Samson, Saint, bishop and confessor, b. in South Wales; d. July 28, 565 (?). The date of his birth is unknown. His parents, whose names are given as Amon of Dyfed and Anna of Gwynedd, were of noble, but not royal, birth. While still an infant he was dedicated to God and entrusted to the care of St. Illtyd, by whom he was brought up in the monastery of Llantwit Major. He showed exceptional talents in his studies, and was eventually ordained deacon and priest by St. Dubric. After this he retired to another monastery, possibly that on Caldy Island, to practice greater austerities, and some years later became its abbot. About this time some Irish monks who were returning from Rome happened to visit Samson's monastery.
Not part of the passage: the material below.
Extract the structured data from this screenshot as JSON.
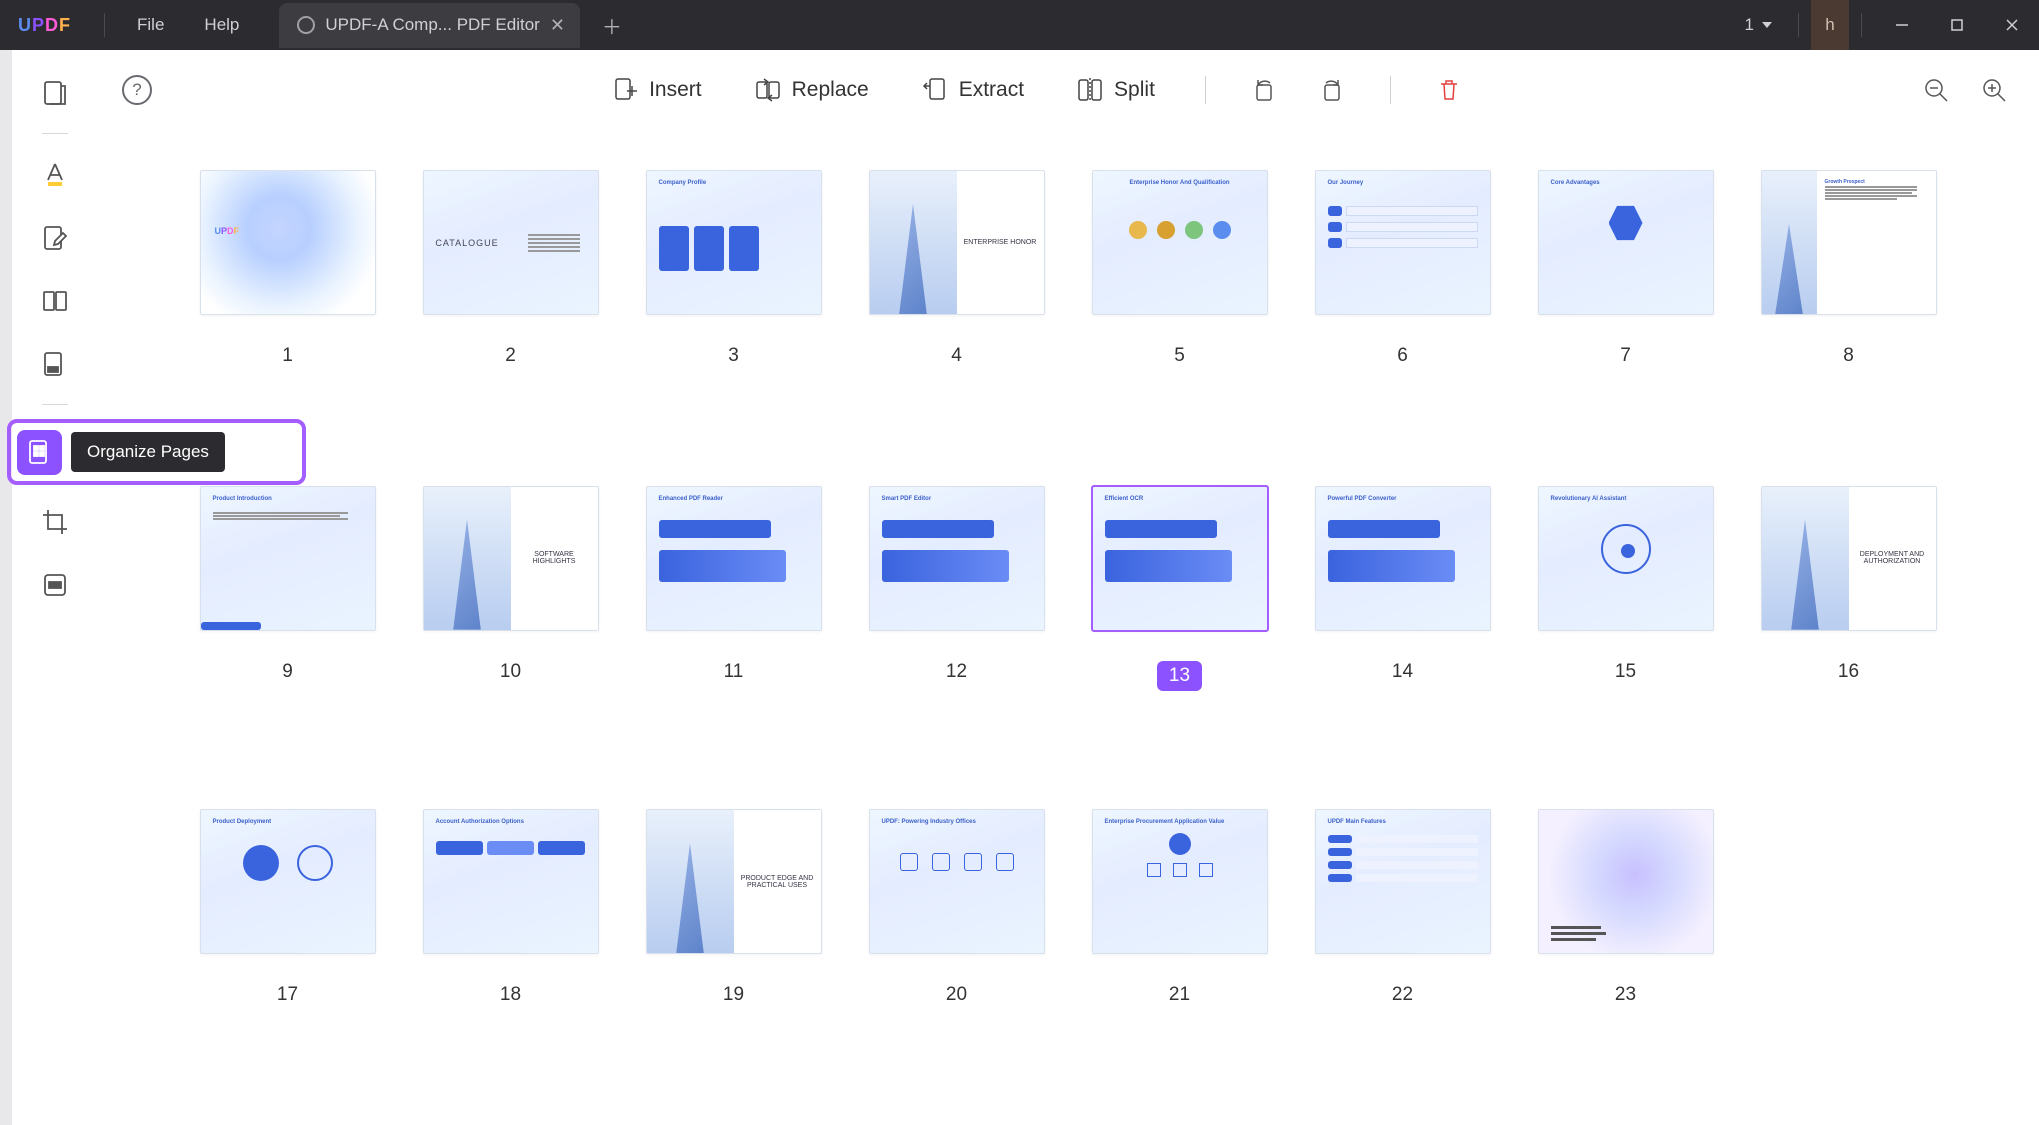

So struck was the abbot by their learning and sanctity that he accompanied them to Ireland, and there remained some time. During his visit he received the submission of an Irish monastery, and, on his return to Wales, sent one of his uncles to act as its superior. His fame as a worker of miracles now attracted so much attention that he resolved to found a new monastery or cell "far from the haunts of men", and accordingly retired with a few companions to a lonely spot on the banks of the Severn. He was soon discovered, however, and forced by his fellow-countrymen to become abbot of the monastery formerly ruled by St. Germanus; here St. Dubric consecrated him bishop but without appointment to any particular see. Now, being warned by an angel, he determined to leave England and, after some delay, set sail for Brittany. He landed near Dol, and there built a monastery which became the center of his episcopal work in the district. Business taking him to Paris, he visited King Childebert there, and was nominated by him Bishop of Dol; Dol, however, did not become a regular episcopal see till about the middle of the ninth century. Samson attained the age of eighty-five years, and was buried at Dol. Several early lives of Samson exist. The oldest, printed by Mabillon in his "Acta Sanctorum" from a MS. at Citeaux, and again by the Bollandists claims to be compiled from information derived from Samson's contemporaries, which would refer it to about 600. Dom Plaine in the "Analecta Bollandiana" has edited another and fuller life (from MS. Andeg., 719), which he regards as earlier than Mabillon's. Later lives are numerous.
G. ROGER HUDLESTON